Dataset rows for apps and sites
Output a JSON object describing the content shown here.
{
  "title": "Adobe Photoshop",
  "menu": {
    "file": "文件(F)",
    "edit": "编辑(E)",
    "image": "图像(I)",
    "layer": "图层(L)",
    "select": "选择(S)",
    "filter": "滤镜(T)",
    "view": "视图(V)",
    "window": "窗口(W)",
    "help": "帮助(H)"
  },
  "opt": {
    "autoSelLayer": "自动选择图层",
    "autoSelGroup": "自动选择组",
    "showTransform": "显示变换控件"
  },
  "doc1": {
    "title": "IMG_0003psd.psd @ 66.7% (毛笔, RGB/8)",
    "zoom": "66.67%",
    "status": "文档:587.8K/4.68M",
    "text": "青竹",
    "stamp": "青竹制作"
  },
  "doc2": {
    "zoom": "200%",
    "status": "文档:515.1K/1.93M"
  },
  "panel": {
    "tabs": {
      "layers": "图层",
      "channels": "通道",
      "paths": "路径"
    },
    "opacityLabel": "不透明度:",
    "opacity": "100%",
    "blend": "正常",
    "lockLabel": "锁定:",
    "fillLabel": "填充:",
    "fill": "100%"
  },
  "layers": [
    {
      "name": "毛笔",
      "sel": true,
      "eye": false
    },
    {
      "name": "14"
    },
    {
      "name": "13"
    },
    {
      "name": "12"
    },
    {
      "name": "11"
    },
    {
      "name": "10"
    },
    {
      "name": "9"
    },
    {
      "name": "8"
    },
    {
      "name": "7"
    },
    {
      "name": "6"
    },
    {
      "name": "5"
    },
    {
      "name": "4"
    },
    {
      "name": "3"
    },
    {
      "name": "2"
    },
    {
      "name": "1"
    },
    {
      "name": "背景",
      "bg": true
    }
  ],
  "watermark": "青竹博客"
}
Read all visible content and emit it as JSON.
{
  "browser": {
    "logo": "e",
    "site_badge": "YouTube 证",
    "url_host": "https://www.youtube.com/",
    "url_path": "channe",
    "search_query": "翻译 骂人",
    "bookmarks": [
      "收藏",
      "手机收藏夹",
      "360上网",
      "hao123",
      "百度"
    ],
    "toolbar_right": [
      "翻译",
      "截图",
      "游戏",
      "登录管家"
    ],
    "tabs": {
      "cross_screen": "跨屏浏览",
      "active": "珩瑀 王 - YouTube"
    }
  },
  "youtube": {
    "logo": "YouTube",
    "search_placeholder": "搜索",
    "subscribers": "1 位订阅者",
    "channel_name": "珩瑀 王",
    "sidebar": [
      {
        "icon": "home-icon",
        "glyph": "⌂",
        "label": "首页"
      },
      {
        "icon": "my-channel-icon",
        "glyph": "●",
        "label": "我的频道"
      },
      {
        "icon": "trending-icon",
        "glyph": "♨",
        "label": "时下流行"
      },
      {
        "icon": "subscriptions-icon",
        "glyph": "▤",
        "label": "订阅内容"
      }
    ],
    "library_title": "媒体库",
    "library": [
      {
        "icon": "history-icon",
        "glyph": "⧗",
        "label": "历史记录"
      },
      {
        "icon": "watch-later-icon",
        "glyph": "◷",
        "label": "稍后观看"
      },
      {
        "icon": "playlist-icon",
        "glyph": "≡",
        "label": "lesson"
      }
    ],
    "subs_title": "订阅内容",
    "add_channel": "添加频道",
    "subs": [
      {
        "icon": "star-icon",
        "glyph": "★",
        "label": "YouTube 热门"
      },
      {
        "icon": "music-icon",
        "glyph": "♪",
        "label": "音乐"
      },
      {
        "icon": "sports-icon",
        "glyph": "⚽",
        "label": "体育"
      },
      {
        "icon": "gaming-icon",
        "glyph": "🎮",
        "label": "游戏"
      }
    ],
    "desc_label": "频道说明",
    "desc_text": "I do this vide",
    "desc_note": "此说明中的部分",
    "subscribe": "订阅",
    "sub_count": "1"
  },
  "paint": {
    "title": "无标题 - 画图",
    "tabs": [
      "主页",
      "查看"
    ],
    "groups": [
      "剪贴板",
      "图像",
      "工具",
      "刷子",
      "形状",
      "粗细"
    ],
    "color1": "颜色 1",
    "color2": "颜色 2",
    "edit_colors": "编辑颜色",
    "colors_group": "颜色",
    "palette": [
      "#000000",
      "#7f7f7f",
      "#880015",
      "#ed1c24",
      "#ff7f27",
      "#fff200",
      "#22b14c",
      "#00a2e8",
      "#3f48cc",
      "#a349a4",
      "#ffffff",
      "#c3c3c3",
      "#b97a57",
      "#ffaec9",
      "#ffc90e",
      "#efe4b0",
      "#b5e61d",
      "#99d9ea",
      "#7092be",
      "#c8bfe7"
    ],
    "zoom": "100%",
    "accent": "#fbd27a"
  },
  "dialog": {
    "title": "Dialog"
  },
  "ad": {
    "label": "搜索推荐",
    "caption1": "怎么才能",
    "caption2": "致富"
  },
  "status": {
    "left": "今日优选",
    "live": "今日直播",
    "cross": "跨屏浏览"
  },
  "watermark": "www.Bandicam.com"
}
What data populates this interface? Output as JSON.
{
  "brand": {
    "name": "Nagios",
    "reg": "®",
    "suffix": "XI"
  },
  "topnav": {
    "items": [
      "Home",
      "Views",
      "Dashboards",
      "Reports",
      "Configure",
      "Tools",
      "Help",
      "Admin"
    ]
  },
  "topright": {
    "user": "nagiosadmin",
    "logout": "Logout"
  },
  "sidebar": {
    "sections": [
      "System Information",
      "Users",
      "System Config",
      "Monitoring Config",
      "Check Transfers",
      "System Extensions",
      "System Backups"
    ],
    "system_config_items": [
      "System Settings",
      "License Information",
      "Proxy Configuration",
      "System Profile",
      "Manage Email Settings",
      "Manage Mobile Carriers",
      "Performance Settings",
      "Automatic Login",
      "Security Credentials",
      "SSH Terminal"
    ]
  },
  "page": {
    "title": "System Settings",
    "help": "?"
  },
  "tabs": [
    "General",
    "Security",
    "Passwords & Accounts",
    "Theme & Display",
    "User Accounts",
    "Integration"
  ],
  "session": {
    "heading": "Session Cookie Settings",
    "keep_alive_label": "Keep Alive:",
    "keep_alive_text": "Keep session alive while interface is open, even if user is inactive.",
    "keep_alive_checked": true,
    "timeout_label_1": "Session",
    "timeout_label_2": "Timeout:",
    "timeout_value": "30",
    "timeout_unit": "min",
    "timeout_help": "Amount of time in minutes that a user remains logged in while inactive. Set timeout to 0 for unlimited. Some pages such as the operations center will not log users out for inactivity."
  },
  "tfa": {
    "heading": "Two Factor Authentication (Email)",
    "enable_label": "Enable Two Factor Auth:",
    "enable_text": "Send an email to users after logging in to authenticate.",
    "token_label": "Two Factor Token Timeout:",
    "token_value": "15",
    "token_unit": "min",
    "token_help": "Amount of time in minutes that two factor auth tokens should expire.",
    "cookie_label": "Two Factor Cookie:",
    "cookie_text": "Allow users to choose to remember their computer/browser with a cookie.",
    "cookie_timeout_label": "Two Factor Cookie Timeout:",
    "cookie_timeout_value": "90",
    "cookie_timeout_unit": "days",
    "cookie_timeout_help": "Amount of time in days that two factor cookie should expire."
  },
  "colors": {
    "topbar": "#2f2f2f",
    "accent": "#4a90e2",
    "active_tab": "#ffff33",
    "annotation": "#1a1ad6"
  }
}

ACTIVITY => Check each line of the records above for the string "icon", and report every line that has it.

OUTPUT FOR THIS EXERCISE =>
        "icon": "home-icon",
        "icon": "my-channel-icon",
        "icon": "trending-icon",
        "icon": "subscriptions-icon",
        "icon": "history-icon",
        "icon": "watch-later-icon",
        "icon": "playlist-icon",
        "icon": "star-icon",
        "icon": "music-icon",
        "icon": "sports-icon",
        "icon": "gaming-icon",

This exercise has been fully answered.